> _Problem requirements_
Print each record below word for word.

> _Given entries_
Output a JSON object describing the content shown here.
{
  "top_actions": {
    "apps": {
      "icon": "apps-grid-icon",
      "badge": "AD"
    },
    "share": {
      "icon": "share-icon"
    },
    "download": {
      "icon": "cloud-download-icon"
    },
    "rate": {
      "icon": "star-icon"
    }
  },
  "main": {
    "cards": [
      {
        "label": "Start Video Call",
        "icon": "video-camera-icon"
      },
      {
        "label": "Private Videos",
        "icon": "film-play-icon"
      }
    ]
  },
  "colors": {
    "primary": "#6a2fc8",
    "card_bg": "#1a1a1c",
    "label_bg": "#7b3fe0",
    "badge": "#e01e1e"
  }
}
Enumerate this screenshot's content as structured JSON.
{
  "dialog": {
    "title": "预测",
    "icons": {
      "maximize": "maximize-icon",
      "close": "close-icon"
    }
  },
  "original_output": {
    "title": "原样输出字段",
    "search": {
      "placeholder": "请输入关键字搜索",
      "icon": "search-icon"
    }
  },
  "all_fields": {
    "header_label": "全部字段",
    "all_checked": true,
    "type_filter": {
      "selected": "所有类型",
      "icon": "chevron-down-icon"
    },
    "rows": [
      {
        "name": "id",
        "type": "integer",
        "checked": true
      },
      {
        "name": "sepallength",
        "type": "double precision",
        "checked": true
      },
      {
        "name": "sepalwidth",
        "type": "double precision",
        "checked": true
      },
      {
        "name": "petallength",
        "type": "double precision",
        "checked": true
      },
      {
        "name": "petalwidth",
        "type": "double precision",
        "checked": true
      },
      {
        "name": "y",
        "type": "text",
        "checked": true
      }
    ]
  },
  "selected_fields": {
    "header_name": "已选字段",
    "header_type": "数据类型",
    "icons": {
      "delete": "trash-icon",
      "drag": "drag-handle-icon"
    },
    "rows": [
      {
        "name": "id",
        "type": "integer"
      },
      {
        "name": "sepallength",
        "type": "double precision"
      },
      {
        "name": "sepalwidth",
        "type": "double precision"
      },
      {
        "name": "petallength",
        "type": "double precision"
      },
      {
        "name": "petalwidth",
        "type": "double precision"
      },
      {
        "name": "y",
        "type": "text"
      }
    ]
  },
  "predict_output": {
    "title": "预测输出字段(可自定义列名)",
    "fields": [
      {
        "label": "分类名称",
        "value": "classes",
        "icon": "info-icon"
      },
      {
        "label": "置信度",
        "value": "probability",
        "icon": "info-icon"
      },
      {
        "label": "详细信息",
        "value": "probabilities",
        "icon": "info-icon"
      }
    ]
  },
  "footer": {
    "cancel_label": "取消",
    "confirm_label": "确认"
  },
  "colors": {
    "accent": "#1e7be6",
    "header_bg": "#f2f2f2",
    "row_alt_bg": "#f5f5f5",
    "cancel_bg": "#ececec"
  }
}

> _Answer to the problem_
Output a JSON object describing the content shown here.
{
  "top_actions": {
    "apps": {
      "icon": "apps-grid-icon",
      "badge": "AD"
    },
    "share": {
      "icon": "share-icon"
    },
    "download": {
      "icon": "cloud-download-icon"
    },
    "rate": {
      "icon": "star-icon"
    }
  },
  "main": {
    "cards": [
      {
        "label": "Start Video Call",
        "icon": "video-camera-icon"
      },
      {
        "label": "Private Videos",
        "icon": "film-play-icon"
      }
    ]
  },
  "colors": {
    "primary": "#6a2fc8",
    "card_bg": "#1a1a1c",
    "label_bg": "#7b3fe0",
    "badge": "#e01e1e"
  }
}
Enumerate this screenshot's content as structured JSON.
{
  "dialog": {
    "title": "预测",
    "icons": {
      "maximize": "maximize-icon",
      "close": "close-icon"
    }
  },
  "original_output": {
    "title": "原样输出字段",
    "search": {
      "placeholder": "请输入关键字搜索",
      "icon": "search-icon"
    }
  },
  "all_fields": {
    "header_label": "全部字段",
    "all_checked": true,
    "type_filter": {
      "selected": "所有类型",
      "icon": "chevron-down-icon"
    },
    "rows": [
      {
        "name": "id",
        "type": "integer",
        "checked": true
      },
      {
        "name": "sepallength",
        "type": "double precision",
        "checked": true
      },
      {
        "name": "sepalwidth",
        "type": "double precision",
        "checked": true
      },
      {
        "name": "petallength",
        "type": "double precision",
        "checked": true
      },
      {
        "name": "petalwidth",
        "type": "double precision",
        "checked": true
      },
      {
        "name": "y",
        "type": "text",
        "checked": true
      }
    ]
  },
  "selected_fields": {
    "header_name": "已选字段",
    "header_type": "数据类型",
    "icons": {
      "delete": "trash-icon",
      "drag": "drag-handle-icon"
    },
    "rows": [
      {
        "name": "id",
        "type": "integer"
      },
      {
        "name": "sepallength",
        "type": "double precision"
      },
      {
        "name": "sepalwidth",
        "type": "double precision"
      },
      {
        "name": "petallength",
        "type": "double precision"
      },
      {
        "name": "petalwidth",
        "type": "double precision"
      },
      {
        "name": "y",
        "type": "text"
      }
    ]
  },
  "predict_output": {
    "title": "预测输出字段(可自定义列名)",
    "fields": [
      {
        "label": "分类名称",
        "value": "classes",
        "icon": "info-icon"
      },
      {
        "label": "置信度",
        "value": "probability",
        "icon": "info-icon"
      },
      {
        "label": "详细信息",
        "value": "probabilities",
        "icon": "info-icon"
      }
    ]
  },
  "footer": {
    "cancel_label": "取消",
    "confirm_label": "确认"
  },
  "colors": {
    "accent": "#1e7be6",
    "header_bg": "#f2f2f2",
    "row_alt_bg": "#f5f5f5",
    "cancel_bg": "#ececec"
  }
}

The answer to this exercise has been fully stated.